California law requires law enforcement to confiscate weapons found to be under the possession or control of any person who has been detained or apprehended for examination of his or her mental condition, or who is prohibited from possession of firearms by reason of a mental disorder.6 Law enforcement must, upon confiscation, retain custody of the firearm, issue a receipt describing the firearm, and notify the individual of the procedure for return of the firearm.7 Upon release from a mental health facility, the health facility personnel must notify the individual of the procedure for the return of a confiscated firearm.8 Health facility personnel also must notify the confiscating law enforcement agency of the release of the detained individual, and must document that the facility provided notice regarding the procedure for return of any confiscated firearm.9 California law also authorizes the issuance of a search warrant when the property to be seized includes a firearm owned by, or in the possession of, a person who has been detained for examination of his or her mental condition, or who is prohibited from possession of firearms by reason of a mental disorder.10

Recovering Illegally Owned Weapons

California law requires the California Department of Justice (“DOJ”) to maintain a “Prohibited Armed Persons File,”11 also known as the “Armed Prohibited Persons System” (“APPS”). APPS is a database that tracks persons who owned lawfully purchased firearms but then illegally retained their firearms after falling into a prohibited category.12 Established in 2007, APPS cross-references criminal, domestic violence restraining order and mental health history records, among other prohibited category data, with firearm sale records to identify those persons who have subsequently become prohibited from owning or possessing firearms.13

The information contained in APPS can only be made available to certain public and private entities – primarily law enforcement agencies – to actively identify persons armed yet prohibited from possessing firearms.14 DOJ is required to provide investigative assistance to local law enforcement agencies to better ensure the investigation of individuals who are armed and prohibited from possessing a firearm.15 In 2011, California enacted a law authorizing DOJ to utilize the fees that firearms purchasers must pay to DOJ during the purchase of any firearm (known as Dealer Record of Sale, or “DROS” fees) for the enforcement of APPS.16

In 2013, the California Legislature also appropriated $24 million from the DROS Special Account of the General Fund to DOJ in order to address the APPS backlog. In addition, no later than March 1, 2015, and each year thereafter, DOJ must report the following information to the Joint Legislative Budget Committee:

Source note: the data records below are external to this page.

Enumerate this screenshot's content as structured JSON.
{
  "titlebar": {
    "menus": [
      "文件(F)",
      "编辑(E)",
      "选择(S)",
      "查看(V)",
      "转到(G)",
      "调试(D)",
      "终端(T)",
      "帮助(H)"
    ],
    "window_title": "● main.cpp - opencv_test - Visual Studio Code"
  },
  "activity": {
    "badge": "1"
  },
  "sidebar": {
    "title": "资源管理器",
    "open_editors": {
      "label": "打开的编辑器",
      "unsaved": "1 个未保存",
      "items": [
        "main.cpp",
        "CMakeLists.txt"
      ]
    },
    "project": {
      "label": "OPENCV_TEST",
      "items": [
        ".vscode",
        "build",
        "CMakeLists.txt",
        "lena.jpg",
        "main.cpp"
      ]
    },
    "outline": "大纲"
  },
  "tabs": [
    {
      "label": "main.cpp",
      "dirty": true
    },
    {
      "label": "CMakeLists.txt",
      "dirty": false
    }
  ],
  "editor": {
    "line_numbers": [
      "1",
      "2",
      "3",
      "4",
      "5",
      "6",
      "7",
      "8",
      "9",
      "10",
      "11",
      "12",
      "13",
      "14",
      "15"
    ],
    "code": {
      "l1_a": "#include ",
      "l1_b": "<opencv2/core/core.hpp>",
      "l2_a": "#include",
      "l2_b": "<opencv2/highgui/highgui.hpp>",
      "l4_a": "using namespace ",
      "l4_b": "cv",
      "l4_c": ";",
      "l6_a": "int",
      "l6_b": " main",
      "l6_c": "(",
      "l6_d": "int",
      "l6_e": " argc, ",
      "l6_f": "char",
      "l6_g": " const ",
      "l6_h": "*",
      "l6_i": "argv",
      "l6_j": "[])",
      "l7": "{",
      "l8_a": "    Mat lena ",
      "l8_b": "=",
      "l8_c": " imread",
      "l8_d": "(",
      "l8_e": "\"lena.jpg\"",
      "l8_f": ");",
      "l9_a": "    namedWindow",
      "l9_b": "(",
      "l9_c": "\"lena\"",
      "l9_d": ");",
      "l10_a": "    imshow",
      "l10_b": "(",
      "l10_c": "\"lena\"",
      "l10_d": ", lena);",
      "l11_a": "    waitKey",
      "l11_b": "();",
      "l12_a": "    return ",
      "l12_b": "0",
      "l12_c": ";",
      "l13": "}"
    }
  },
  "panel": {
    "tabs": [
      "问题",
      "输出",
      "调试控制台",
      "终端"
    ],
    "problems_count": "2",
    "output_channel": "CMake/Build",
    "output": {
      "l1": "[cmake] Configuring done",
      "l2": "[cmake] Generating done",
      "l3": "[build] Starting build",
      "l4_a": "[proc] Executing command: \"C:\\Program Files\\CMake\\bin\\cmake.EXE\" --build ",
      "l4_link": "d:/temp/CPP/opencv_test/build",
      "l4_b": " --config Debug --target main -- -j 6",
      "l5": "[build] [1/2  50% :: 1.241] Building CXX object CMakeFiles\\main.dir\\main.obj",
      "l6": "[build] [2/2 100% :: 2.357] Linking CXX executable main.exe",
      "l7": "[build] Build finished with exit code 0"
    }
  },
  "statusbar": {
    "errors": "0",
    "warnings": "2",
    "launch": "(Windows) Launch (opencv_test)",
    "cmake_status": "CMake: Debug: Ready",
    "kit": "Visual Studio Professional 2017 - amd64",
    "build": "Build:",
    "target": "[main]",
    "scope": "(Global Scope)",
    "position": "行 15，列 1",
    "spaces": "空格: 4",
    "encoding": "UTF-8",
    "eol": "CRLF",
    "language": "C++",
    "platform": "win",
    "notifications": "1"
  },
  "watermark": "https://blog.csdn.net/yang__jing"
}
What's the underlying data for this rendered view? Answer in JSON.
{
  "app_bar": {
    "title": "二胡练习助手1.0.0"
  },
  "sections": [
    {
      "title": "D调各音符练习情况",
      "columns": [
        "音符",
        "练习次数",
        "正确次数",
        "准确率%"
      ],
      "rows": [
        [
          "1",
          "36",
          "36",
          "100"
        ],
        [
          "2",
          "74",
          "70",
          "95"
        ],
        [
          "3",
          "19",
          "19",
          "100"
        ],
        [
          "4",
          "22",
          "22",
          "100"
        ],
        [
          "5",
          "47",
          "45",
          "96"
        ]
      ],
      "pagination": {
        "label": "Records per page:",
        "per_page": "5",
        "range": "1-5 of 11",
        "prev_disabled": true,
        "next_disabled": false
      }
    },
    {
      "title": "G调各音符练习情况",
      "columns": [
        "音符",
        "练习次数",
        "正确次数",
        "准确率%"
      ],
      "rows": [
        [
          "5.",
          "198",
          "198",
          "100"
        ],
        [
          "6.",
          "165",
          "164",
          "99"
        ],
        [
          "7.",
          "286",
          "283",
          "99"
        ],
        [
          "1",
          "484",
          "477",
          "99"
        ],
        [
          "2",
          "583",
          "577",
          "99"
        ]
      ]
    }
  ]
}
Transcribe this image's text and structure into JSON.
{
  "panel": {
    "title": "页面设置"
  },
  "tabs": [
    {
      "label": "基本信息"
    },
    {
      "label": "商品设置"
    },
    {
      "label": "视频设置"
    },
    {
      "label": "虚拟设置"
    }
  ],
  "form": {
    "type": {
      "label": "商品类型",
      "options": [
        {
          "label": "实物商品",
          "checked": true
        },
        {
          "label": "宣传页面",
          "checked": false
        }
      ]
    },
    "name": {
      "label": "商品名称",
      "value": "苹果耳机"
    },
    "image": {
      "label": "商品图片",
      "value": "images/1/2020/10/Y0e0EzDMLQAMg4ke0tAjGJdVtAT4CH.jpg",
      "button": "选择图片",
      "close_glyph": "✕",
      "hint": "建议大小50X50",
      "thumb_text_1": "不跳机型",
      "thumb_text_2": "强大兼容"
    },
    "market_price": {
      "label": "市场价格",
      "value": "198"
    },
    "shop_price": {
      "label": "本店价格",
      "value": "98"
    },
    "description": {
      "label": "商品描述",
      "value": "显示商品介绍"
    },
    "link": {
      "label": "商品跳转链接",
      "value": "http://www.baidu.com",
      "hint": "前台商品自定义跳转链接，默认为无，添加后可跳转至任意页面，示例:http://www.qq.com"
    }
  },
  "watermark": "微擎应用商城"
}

  • The degree to which the backlog in APPS has been reduced or increased;
  • The number of agents hired for enforcement of APPS; and
  • The number of firearms recovered due to enforcement of the APPS.17

As of July 1, 2015, APPS enforcement efforts had successfully recovered 11,561 illegally owned firearms, including 456 assault weapons, and well over 1,000,000 rounds of illegally owned ammunition in just two years.18

For more information on persons prohibited from possessing firearms in California, see our Prohibited Persons Generally page.

  1. See Cal. Penal Code § 29810(a), effective Jan. 1, 2018 ⤴︎
  2. Cal. Penal Code § 29810(b). ⤴︎
  3. Cal. Penal Code § 29810(c)(1)-(c)(2). ⤴︎
  4. Cal. Penal Code § 29810(c)(3). ⤴︎
  5. Cal. Penal Code § 29810(c)(4). ⤴︎
  6. Cal. Welf. & Inst. Code § 8102. ⤴︎
  7. Cal. Welf. & Inst. Code § 8102(a)-(b)(1). ⤴︎
  8. Cal. Welf. & Inst. Code § 8102(b)(2). ⤴︎
  9. Cal. Welf. & Inst. Code § 8102(b)(3). The administrative procedures regarding the return of a firearm after an individual’s release from a mental health facility are detailed under Cal. Welf. & Inst. Code § 8102(c)-(h). ⤴︎
  10. Cal. Penal Code § 1524(a)(10). ⤴︎
  11. Cal. Penal Code § 30000(a). ⤴︎
  12. Cal. Penal Code §§ 30000, 30005. ⤴︎
  13. Id. ⤴︎
  14. Cal. Penal Code § 30000(b), this section references Cal. Penal Code § 11105(b), (c). ⤴︎
  15. Cal. Penal Code § 30010. ⤴︎
  16. Cal. Penal Code § 28225 (referring to the “possession” of firearms). ⤴︎
  17. Cal. Penal Code § 30015. ⤴︎
  18. See SB 140 Supplemental Report of the 2015-16 Budget Package, Armed Prohibited Persons System (Jan. 1, 2016), available at ⤴︎